Already we have seen several places where there are double beaches or Tombolo, one facing west and one facing east. This was true for Jarlshof too. If the wind and sea were too rough and strong from the west, ancient man could go east to fish and find food. Shetland is also an isolated archipelago and as such has developed alone. People, plants and animals have had time to develop away from other influence and with the extension of the gulf stream it is warmer here than similar places on the same latitude like Anchorage in Alaska.

What to expect?

As Norrie sailed, I was lucky to fly and the plane was small enough that even with low cloud we were beneath it and so could see much of the land and seascape.

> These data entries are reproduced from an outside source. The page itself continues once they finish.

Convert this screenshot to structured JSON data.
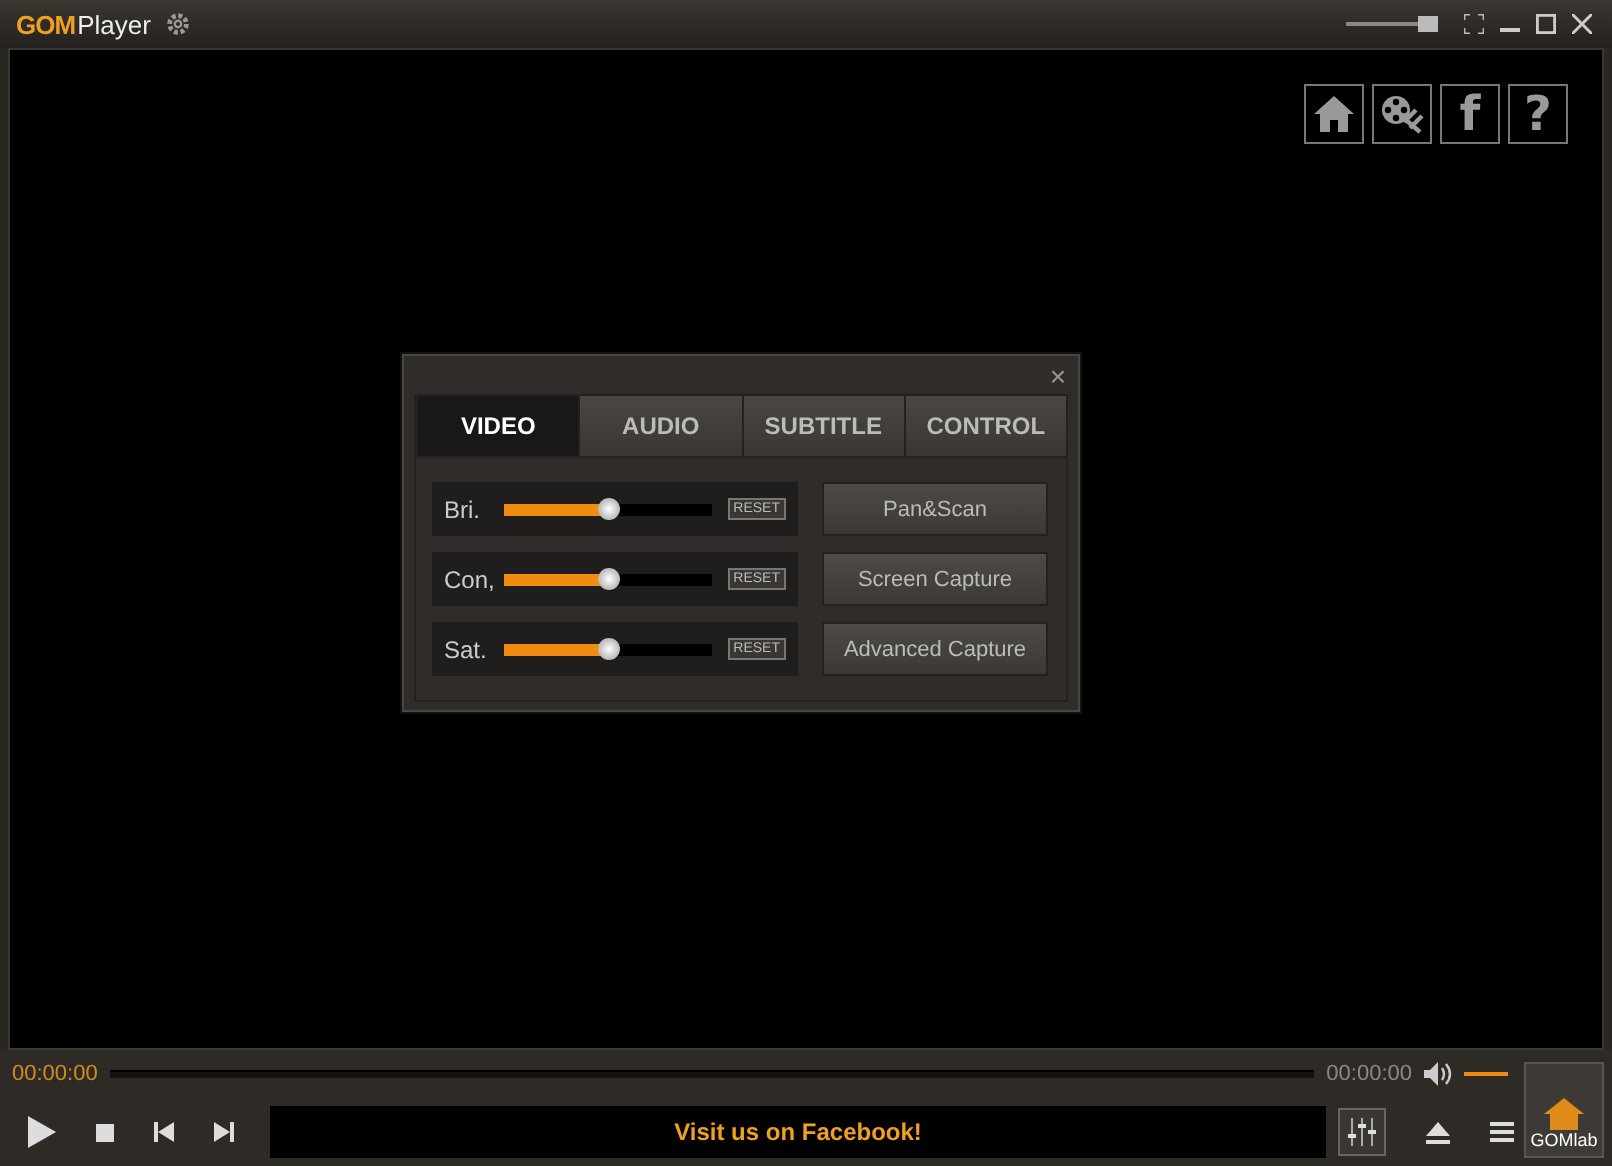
{
  "window": {
    "title_brand": "GOM",
    "title": "Player"
  },
  "title_bar": {
    "zoom": {
      "level": 0.9
    }
  },
  "corner_buttons": [
    {
      "kind": "home"
    },
    {
      "kind": "film"
    },
    {
      "kind": "facebook",
      "label": "f"
    },
    {
      "kind": "help",
      "label": "?"
    }
  ],
  "panel": {
    "close": "×",
    "tabs": [
      {
        "label": "VIDEO",
        "selected": true
      },
      {
        "label": "AUDIO",
        "selected": false
      },
      {
        "label": "SUBTITLE",
        "selected": false
      },
      {
        "label": "CONTROL",
        "selected": false
      }
    ],
    "sliders": [
      {
        "name": "Bri.",
        "level": 0.5,
        "reset": "RESET"
      },
      {
        "name": "Con,",
        "level": 0.5,
        "reset": "RESET"
      },
      {
        "name": "Sat.",
        "level": 0.5,
        "reset": "RESET"
      }
    ],
    "buttons": [
      "Pan&Scan",
      "Screen Capture",
      "Advanced Capture"
    ]
  },
  "seek": {
    "elapsed": "00:00:00",
    "total": "00:00:00"
  },
  "volume": {
    "level": 1
  },
  "ticker": "Visit us on Facebook!",
  "logo_button": "GOMlab"
}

I booked my seat well in advance and chose a window with no wing so had an excellent view all the way. The most surprising thing was how little time it took. Norrie was on the ferry for well over 12 hours and the plane arrived over thirty minutes early in less than an hour and a half, having stopped on Orkney along the way.

 

In coming to Shetland I had little idea of what to expect. I had done some reading and looked at images and had a vague idea that I was coming to a Scottish version of Scandinavia but as I haven’t been there either I was not sure what to expect. Yet again I am lucky to be married to Norrie. He met me at the airport having arranged everything; an otter outside the window, the builder finishing the bathroom, the fridge full of food, a great place to eat and made friends with all sorts of people including the B&B landlady. We were ready to settle in and spend two days exploring. It was an adventure for Norrie too because although he has been to Orkney and Norway, never to Shetland.